St Helena is to the south east but the anchorage next to Georgetown is on the north west side of the Ascension. So it makes little difference which way you head out. I’ve been both ways. If you travel down the west coast you get to see the fuel depot and the American air base before turning the corner round by the airstrip and all the weird and wonderful masts which make up Mars Bay. But I much preferred going round the east side of the island. You leave Georgetown behind and pass the golf balls near Comfortless Cove but then have a superb vista of the BBC World Service Transmitters and power station. The backdrop of the taller mountains in the centre of the island is incredible here, the colours so vivid in the sun, but it only gets better and you come turn southbound. As I’ve already explored in other places, there are only a few places you come down to the coast on this eastern side of Ascension Island, and although it is good to see North East Bay from the sea side, it was much more revealing to see the low coast beyond the firing range, and then the dramatic cliffs of Spire Bay, White Horse and on to Boatswainbird Island and the Letterbox, all of these unreachable by vehicle under normal circumstances. The sea bird colonies were a hive of activity, the sun was starting to set behind Green Mountain making that even more dramatic than usual, a fiery cauldron of light and cloud against the dark silhouette.
Near Comfortless Cove
BBC transmitters and Green Mountain
Last view of the Transmitters
The beautiful cliffs near Spire Beach
The gathering gloom
Baby and main island
I stayed on deck as we passed by, but I could see as we turned the north east corner of the island that we were not going to stay close inshore and the island started to retreat into the distance. As an escort to the departing ship, a pod of pantropical spotted dolphins leaped about in the RMS’ bow wave.
Dolphins running alongside
Goodbye to Ascension, hello open ocean
As it went dark I headed on inside and back to the cabin. It was getting to dinner time and I needed to get changed.
As we walked back, I was staring right into the eastern array of the World Service transmitters. Five huge Faraday cages supported a network of wires from which the BBC World Service pumped out its content over the Short Wave. Peter Gillies, the manager of the power station, had given Edsel and myself a tour of the facilities earlier on our first trip in return for us talking to him about mapping all the amenities on the island.

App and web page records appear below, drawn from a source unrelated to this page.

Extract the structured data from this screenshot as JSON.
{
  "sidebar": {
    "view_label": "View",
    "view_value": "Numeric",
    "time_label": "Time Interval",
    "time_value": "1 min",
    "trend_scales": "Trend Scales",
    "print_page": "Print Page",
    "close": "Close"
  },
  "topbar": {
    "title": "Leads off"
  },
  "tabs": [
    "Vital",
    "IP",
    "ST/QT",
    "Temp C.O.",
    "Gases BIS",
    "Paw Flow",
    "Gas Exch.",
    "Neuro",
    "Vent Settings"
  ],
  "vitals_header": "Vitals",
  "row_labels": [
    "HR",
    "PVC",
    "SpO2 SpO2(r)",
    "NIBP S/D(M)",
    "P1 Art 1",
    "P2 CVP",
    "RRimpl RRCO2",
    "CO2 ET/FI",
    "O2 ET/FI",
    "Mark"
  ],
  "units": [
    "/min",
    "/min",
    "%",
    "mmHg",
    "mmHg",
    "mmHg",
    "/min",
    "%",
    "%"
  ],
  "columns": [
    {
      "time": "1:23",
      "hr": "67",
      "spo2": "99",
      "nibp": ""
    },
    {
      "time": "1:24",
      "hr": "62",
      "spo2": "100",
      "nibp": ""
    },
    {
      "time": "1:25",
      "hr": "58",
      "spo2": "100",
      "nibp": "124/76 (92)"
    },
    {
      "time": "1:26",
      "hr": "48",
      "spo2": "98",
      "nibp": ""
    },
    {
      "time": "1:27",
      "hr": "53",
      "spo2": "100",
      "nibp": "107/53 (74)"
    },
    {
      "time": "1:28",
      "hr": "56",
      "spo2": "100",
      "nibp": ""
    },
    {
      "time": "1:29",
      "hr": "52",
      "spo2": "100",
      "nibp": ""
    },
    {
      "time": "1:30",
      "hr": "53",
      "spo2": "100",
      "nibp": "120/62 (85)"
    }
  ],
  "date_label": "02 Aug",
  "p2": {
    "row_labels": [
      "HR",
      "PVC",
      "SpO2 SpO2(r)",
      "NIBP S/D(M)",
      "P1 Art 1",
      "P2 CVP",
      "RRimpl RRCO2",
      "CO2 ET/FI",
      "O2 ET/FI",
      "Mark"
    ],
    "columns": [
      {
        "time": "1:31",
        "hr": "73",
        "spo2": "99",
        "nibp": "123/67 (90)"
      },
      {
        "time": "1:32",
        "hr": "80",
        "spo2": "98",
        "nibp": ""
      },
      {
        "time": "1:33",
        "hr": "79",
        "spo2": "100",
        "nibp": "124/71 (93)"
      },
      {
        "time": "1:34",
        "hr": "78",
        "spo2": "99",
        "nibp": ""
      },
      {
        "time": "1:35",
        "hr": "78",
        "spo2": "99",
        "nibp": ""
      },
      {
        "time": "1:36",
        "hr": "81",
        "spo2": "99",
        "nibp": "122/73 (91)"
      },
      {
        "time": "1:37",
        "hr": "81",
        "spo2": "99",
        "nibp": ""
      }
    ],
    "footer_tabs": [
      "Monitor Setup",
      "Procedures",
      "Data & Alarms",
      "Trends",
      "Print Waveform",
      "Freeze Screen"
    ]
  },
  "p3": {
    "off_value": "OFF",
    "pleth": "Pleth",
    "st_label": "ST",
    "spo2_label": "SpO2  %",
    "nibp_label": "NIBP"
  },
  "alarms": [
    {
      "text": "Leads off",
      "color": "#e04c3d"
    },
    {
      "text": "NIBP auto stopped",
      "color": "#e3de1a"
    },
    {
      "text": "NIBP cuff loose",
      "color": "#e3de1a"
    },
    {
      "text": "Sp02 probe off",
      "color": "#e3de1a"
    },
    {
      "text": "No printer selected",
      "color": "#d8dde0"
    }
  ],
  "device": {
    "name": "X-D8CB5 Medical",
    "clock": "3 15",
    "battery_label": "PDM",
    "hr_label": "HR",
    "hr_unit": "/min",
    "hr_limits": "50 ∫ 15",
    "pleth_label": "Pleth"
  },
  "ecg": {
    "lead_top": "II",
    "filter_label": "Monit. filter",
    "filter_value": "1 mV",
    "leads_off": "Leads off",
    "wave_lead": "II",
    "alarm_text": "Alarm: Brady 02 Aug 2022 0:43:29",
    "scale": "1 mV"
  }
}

This oil fired station at the time created most of the electricity on the whole island, save for a few smaller generators at the airfield and US Base, and the small wind farm near Travellers Hill. Of all the electricity generated by the power station, up to 70 % went into powering the BBC transmitters. I was gobsmacked by the sheer quantity of power throbbing through those wires. The position of Ascension slap, bang in the centre of the ocean meant it could beam radio to both western Africa and South America. Originally it would use tapes of programmes shipped down from London, nowadays the live World Service feed is directly downloaded through a satellite dish near the power station and broadcast out through the transmitters. A big chunk of the power stations other use was to produce desalinated water for most of the island. Peter showed us the drawings of the electricity poles and the water pipes, and in the centre of Georgetown and Two Boats we got maps of where the streetlights were and the sewage pipes leading to the small treatment plant next to Long Beach.
The BBC transmitters behind the BBC Klinka Club
The BBC transmitters
He also dug out some very old maps of Ascension Island. I loved these as it showed how different elements of the island had changed. One map, barely 100 years past, showed that the roads went different routes to get across the island – and I wondered why they had been abandoned. I also saw the pipeline that came down from the water catchments. Ash and I had walked past these catchments on our route around the Bishop’s Path. Large concrete surfaces had been pasted onto the south east facing mountain side to catch the prevailing rain and cloud mist that were often covering this area. The water was channelled down to small hole at the bottom, and from this a pipe connected under the ridge, through a series of holding tanks where the flow could be controlled a lot better; and then dropped past Two Boats to Georgetown and the main storage tank opposite the church.